First aid for cyclists: From average Joe to sporting pro

The Senior Academy programme with British Cycling have been brushing up on their first aid skills with the Red Cross. Cycling in Britain is at an all-time high. More than two million people across the country now cycle at least once a week.*

Perhaps we’ve all been inspired by Chris Froome adding a third yellow Tour de France jersey to his collection, or the Great Britain Cycling Team sweeping up 12 Olympic medals at Rio 2016?

Whatever the reason, it’s great that more and more people are sharing a love of cycling.

But new research conducted by the British Red Cross found that while 90 per cent of cyclists think sports people have a responsibility to look after each other, 40 per cent would not have the confidence to help a fellow cyclist in a first aid emergency.

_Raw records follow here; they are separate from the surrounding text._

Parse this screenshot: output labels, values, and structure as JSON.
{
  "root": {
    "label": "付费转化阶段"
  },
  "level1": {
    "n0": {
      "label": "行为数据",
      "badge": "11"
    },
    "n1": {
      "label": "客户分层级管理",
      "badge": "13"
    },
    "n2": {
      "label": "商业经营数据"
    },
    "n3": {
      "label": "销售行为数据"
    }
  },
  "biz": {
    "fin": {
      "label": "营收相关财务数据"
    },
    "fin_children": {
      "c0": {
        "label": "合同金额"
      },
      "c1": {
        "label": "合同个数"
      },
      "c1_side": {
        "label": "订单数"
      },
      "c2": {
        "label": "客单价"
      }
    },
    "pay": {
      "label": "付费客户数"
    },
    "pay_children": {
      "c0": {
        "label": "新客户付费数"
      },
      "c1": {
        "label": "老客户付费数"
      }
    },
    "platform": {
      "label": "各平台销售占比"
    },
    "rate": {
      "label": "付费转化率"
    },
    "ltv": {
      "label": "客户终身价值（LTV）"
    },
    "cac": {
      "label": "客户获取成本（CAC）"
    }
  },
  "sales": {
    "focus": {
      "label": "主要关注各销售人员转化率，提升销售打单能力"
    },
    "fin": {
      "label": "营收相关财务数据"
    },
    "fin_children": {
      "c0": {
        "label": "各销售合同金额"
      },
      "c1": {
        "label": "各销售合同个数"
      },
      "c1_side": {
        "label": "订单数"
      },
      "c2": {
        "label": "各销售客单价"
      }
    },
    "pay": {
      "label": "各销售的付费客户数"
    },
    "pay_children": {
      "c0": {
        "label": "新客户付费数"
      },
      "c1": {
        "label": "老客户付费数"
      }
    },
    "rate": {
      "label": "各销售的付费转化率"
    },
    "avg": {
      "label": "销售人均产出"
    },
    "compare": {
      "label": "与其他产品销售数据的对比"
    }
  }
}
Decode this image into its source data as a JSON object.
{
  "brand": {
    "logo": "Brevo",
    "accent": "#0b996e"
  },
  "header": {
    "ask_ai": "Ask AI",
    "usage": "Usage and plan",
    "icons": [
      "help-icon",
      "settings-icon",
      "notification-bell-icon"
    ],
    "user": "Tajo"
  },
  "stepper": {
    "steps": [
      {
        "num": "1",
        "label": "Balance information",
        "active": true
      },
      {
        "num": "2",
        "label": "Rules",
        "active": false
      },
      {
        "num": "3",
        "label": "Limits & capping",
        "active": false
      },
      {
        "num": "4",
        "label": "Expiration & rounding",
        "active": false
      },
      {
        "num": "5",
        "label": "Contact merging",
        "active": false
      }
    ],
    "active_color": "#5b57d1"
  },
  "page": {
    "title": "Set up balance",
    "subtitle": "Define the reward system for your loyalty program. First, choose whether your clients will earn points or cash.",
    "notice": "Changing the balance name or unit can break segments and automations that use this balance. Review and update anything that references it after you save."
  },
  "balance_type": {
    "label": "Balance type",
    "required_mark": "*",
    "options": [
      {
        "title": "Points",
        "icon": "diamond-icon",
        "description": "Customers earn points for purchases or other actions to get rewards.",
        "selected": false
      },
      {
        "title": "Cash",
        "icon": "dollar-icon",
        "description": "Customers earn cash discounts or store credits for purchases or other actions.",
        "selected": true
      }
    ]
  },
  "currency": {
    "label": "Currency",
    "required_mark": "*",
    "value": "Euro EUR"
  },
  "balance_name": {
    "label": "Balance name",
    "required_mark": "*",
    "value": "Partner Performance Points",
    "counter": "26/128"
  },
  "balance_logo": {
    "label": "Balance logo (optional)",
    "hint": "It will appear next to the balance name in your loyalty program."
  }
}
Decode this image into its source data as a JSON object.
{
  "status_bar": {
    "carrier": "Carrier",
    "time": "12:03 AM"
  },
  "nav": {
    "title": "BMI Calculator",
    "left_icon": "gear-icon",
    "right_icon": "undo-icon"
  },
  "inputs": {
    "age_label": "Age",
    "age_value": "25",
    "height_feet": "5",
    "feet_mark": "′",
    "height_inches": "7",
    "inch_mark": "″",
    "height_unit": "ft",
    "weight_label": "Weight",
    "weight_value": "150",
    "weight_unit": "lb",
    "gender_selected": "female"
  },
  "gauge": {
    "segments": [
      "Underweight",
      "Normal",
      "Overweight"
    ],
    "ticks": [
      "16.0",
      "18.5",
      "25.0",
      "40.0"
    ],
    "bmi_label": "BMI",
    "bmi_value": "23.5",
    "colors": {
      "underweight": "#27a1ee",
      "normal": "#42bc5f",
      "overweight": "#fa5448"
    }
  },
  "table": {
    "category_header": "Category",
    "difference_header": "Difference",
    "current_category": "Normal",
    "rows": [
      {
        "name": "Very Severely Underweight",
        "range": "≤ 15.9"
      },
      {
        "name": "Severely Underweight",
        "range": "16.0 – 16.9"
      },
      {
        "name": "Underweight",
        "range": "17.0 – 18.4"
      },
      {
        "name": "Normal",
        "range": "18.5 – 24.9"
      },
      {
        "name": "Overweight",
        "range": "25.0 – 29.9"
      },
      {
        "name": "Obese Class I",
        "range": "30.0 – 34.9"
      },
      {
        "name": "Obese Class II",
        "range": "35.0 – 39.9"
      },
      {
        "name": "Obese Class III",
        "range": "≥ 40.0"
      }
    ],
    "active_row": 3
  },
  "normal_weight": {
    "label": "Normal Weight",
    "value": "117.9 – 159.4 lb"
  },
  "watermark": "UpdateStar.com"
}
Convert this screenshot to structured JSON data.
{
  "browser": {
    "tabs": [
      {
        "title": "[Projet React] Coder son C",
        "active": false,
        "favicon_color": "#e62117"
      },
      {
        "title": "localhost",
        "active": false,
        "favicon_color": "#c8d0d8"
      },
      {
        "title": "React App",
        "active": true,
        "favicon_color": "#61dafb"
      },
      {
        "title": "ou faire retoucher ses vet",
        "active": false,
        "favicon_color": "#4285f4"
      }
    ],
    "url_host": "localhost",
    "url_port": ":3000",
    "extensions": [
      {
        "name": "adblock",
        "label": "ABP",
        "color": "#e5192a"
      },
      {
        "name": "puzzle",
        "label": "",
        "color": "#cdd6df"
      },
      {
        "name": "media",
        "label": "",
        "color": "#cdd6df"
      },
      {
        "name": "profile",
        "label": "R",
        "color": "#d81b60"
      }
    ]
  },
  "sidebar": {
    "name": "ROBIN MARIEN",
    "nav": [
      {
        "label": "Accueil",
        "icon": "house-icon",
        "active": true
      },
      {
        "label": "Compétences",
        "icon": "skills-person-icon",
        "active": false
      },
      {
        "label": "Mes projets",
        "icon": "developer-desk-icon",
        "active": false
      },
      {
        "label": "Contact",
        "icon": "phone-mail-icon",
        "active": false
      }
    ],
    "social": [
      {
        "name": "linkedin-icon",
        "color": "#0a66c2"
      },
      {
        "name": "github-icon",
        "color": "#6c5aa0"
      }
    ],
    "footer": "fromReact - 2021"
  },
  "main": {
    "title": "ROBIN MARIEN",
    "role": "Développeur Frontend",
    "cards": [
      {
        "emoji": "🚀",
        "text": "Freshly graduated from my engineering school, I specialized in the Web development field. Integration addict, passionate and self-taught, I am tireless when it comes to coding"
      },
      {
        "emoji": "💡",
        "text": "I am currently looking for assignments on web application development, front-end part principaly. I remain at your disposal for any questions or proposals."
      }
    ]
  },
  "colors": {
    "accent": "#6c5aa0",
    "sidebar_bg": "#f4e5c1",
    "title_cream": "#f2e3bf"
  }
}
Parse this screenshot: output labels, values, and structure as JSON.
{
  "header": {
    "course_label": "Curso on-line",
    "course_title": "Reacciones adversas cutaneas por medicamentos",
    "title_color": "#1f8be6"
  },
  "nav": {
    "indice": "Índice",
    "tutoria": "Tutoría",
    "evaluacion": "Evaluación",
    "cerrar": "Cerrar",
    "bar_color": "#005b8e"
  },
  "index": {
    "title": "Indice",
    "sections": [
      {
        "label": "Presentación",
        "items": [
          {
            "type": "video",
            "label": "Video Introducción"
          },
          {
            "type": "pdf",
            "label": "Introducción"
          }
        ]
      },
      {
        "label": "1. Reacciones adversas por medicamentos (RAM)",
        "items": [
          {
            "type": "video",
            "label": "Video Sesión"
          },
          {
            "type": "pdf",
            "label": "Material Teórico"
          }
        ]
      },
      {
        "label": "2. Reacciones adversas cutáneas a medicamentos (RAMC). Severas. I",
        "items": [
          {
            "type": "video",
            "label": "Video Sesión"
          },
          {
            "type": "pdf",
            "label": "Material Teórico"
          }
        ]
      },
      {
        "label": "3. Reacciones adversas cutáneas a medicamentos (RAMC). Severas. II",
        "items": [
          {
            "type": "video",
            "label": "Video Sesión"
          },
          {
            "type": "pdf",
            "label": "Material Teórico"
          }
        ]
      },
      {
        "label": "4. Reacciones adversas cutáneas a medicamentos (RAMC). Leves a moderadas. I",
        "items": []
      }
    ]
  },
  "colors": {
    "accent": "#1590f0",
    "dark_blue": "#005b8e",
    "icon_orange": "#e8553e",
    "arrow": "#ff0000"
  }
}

Bumps, scrapes and falls come hand-in-hand with sporting activities – no matter what level you’re at. And we want to make sure people know what to do in a crisis. From average Joe to pro.


How the Red Cross and a typewriter turned things around for Jean

Jean holding up some of the stories she has typed on her typewriter.

You know that old saying, ‘the straw that broke the camel’s back’? Well for 91-year-old Jean, that straw was a typewriter.

When Jean returned to her home in the Yorkshire Dales after a spell in hospital, she felt low and isolated.

So when her beloved typewriter broke too, an already difficult situation became a personal crisis.

“Everything seemed to go wrong for me,” Jean said.

Fortunately, our dedicated volunteers are skilled in all sorts of things – even fixing typewriters it seems.


The health and social care crisis: Joyce’s story

Joyce Hall with a Red Cross volunteer who helped her regain her independence after she broke her arm Joyce waited an agonising two days before going to hospital with a badly broken arm. She couldn’t just go to the hospital – she had her younger brother to think about.

As the sole carer for Lenny, who has epilepsy and learning difficulties, she was worried about leaving him alone. He was unable to do everyday tasks like getting dressed and feeding himself.

But after two days of pain she had little choice.

The British Red Cross met Joyce for the first time when she was discharged from the hospital and referred to our support at home service.

We were able to help her not just through her recovery, but find more support for her and Lenny from other services in the long-term too.

But with six consecutive years of budget cuts and an increasing demand on health and social care services, the system in England has become unsustainable. The care people like Joyce and Lenny need, is at risk.


Great North Run: ‘I thought I may as well make myself useful’

Anthony (left) with other Red Cross first aid volunteers at the Great North Run

Completing a half marathon would be a good enough excuse for most of us to put our feet up. But not for Anthony Higgins.

At the weekend he completed the 13.1 mile Great North Run – and then started a shift immediately afterwards offering first aid to other runners as a British Red Cross volunteer.

“When I got a place in the ballot for the race I thought I may as well make myself useful after the finish line,” the 28-year-old said.


Don’t stop at 999: ‘If it wasn’t for you, she could have died’

Natasha applied pressure to an elderly woman's bleeding leg to help stem the flow of blood.

As Natasha headed home after a routine hospital check-up, she spotted a commotion up ahead. At first she couldn’t make out what was happening – then she saw the pool of blood. 

“All I could see from the distance was just this red pool gathering and it was getting bigger and bigger,” Natasha said.

She knew she had to help.

“I don’t know why or what came over me – everyone was flapping and no one was helping. I dropped my bag and ran – I’d say about half a mile down the street!” Natasha said.


Back to school? Don’t forget about first aid

A group of young people learning first aid.

A group of young people learning first aid.

The long summer holiday is over – it’s time to head back to school. What’s the most important thing you think pupils will learn this year?

Perhaps they will conquer equations, master French, or triumphantly learn the periodic table off by heart.

But what if they learnt how to save a life?